The cinematography is crisp, visually esthetic, focusing on shadow and hues to highlight varying degrees of tension. Our audience is carried upon a journey of rising suspense delivered with subtle finesse. The influences of John Carpenter are evident as the viewer’s imagination is enticed depicting raw fear in what we don’t see or anticipate lurking around the corner.
Special effects or computer generation are utilized with such precision the scenes are embedded on a subconscious level, engaging and captivating us for more. Shadows slide in and out of the peripheral vision, luring us deeper and deeper unto the tale before us. The use of such subtleties are immensely effective exploiting our deepest darkest sanctum in imagination. DaSilva has a firm grasp on these concepts and deploys each with gifted execution.
Influences such as The Ring or The Grudge are apparent as we witness skittish, eerie like movements from the unholy apparitions. It tweaks the base of your spine, drawing chills to the back of your neck. These techniques are implemented with such flawless results I’m hard pressed to imagine any fan of cinematic horror able to watch in still, oblivious fashion. One particular scene stands out where Lindsay is beginning to sense something is horribly awry. Her demonic symptoms manifest in rapid fluency unto the audience as she rocks back and forth before a reflective mirror, desperately seeking somber release. Suddenly her reflection ceases all movement while her true form continues to rock back and forth; Just excellent, bone chilling artistry.
The sound effects are embedded with caution, and hold much relevance to the stings as DaSilva affectionately calls them. Stings of course are the end result of a build-up in a scene the one that makes your date howl in shock, or spilling your popcorn haphazardly unto the floor beneath you. A lot of directors, especially inexperienced go overboard with the use of sound, force feeding our senses into a frenzy with aspirations of picking up the pieces later. In the Unleashed is clear that the director understands too much of a good thing has negative results as our crash, bangs and booms are executed with perfect timing.
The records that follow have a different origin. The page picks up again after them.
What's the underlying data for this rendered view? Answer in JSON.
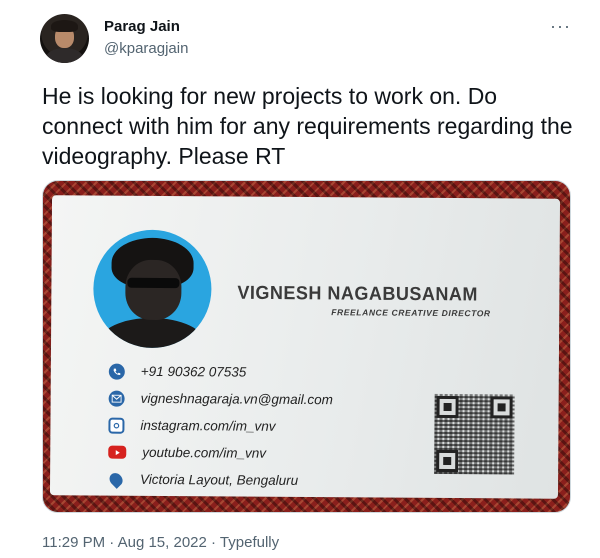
{
  "author": {
    "name": "Parag Jain",
    "handle": "@kparagjain"
  },
  "more_label": "···",
  "tweet_text": "He is looking for new projects to work on. Do connect with him for any requirements regarding the videography. Please RT",
  "card": {
    "name": "VIGNESH NAGABUSANAM",
    "title": "FREELANCE CREATIVE DIRECTOR",
    "contacts": [
      {
        "icon": "whatsapp-icon",
        "text": "+91 90362 07535"
      },
      {
        "icon": "mail-icon",
        "text": "vigneshnagaraja.vn@gmail.com"
      },
      {
        "icon": "instagram-icon",
        "text": "instagram.com/im_vnv"
      },
      {
        "icon": "youtube-icon",
        "text": "youtube.com/im_vnv"
      },
      {
        "icon": "location-pin-icon",
        "text": "Victoria Layout, Bengaluru"
      }
    ]
  },
  "meta": {
    "time": "11:29 PM",
    "sep1": " · ",
    "date": "Aug 15, 2022",
    "sep2": " · ",
    "app": "Typefully"
  },
  "colors": {
    "text": "#0f1419",
    "secondary": "#536471",
    "card_icon": "#2a67a8",
    "youtube_red": "#d6221e"
  }
}
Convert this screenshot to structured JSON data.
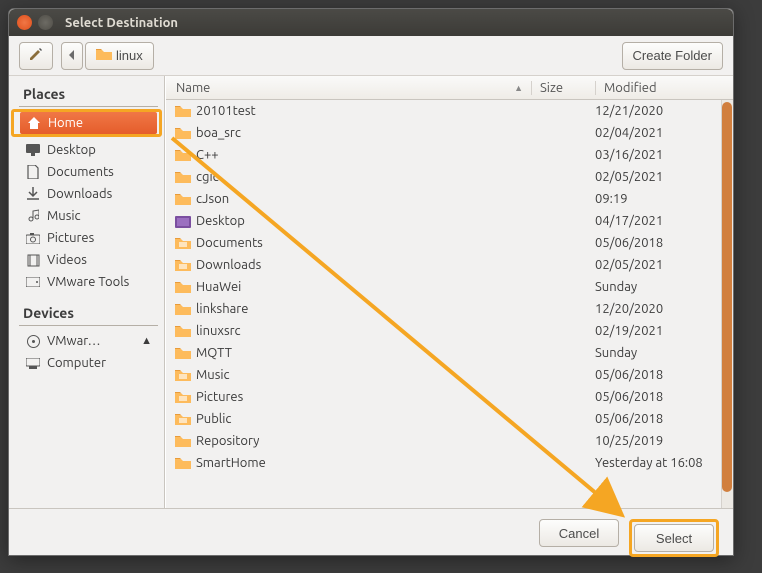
{
  "window": {
    "title": "Select Destination"
  },
  "toolbar": {
    "path_current": "linux",
    "create_folder": "Create Folder"
  },
  "sidebar": {
    "places_head": "Places",
    "devices_head": "Devices",
    "places": [
      {
        "label": "Home",
        "icon": "home",
        "selected": true
      },
      {
        "label": "Desktop",
        "icon": "desktop"
      },
      {
        "label": "Documents",
        "icon": "document"
      },
      {
        "label": "Downloads",
        "icon": "download"
      },
      {
        "label": "Music",
        "icon": "music"
      },
      {
        "label": "Pictures",
        "icon": "camera"
      },
      {
        "label": "Videos",
        "icon": "film"
      },
      {
        "label": "VMware Tools",
        "icon": "drive"
      }
    ],
    "devices": [
      {
        "label": "VMwar…",
        "icon": "disc",
        "eject": true
      },
      {
        "label": "Computer",
        "icon": "computer"
      }
    ]
  },
  "columns": {
    "name": "Name",
    "size": "Size",
    "modified": "Modified"
  },
  "files": [
    {
      "name": "20101test",
      "type": "folder",
      "modified": "12/21/2020"
    },
    {
      "name": "boa_src",
      "type": "folder",
      "modified": "02/04/2021"
    },
    {
      "name": "C++",
      "type": "folder",
      "modified": "03/16/2021"
    },
    {
      "name": "cgic",
      "type": "folder",
      "modified": "02/05/2021"
    },
    {
      "name": "cJson",
      "type": "folder",
      "modified": "09:19"
    },
    {
      "name": "Desktop",
      "type": "special-desktop",
      "modified": "04/17/2021"
    },
    {
      "name": "Documents",
      "type": "special",
      "modified": "05/06/2018"
    },
    {
      "name": "Downloads",
      "type": "special",
      "modified": "02/05/2021"
    },
    {
      "name": "HuaWei",
      "type": "folder",
      "modified": "Sunday"
    },
    {
      "name": "linkshare",
      "type": "folder",
      "modified": "12/20/2020"
    },
    {
      "name": "linuxsrc",
      "type": "folder",
      "modified": "02/19/2021"
    },
    {
      "name": "MQTT",
      "type": "folder",
      "modified": "Sunday"
    },
    {
      "name": "Music",
      "type": "special",
      "modified": "05/06/2018"
    },
    {
      "name": "Pictures",
      "type": "special",
      "modified": "05/06/2018"
    },
    {
      "name": "Public",
      "type": "special",
      "modified": "05/06/2018"
    },
    {
      "name": "Repository",
      "type": "folder",
      "modified": "10/25/2019"
    },
    {
      "name": "SmartHome",
      "type": "folder",
      "modified": "Yesterday at 16:08"
    }
  ],
  "footer": {
    "cancel": "Cancel",
    "select": "Select"
  },
  "annotation": {
    "arrow_color": "#f5a623"
  }
}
The musical score is of a classical nature which I think we’d gotten too far removed from in recent times. True enough synthesizers, grunge like bass and guitar have a safe home in cinematic horror story telling. Yet I find the use of classical music taunts a very primal place of our subconscious, elevating varying moods in rapid succession. One scene that stands out with such lucid, vivid depiction is Andrew playing the piano to unwind after an unnerving day. He’s oblivious to the entity sitting directly next to him, she plays the violin in harmony to his keys. She stops and stares at him with black, soulless eyes, frozen in time and existence for eternity and only begins to play once again when he resumes. Its damned creepy but incredibly beautiful all at the same time. I’ve never witnessed anything quite like it.
Make up and costume design contribute to a ghastly visual experience. As the entities are painted a very prominent white, it highlights their deep lacerations and contusions that much further. There is one unsettling gratuitous boob scene where I’m unclear if it holds any direct relevance or not but I highly doubt any of our testosterone fuelled demographic would complain. It’s admirable little blood or gore is used in The Unleashed. DaSilva is not a fan of overindulgence and in some cases it can be a distraction from the actual plot. I tend to agree as clearly a very memorable, engaging tale can be told without.
Five out of five tombstones.
The Unleashed (2011)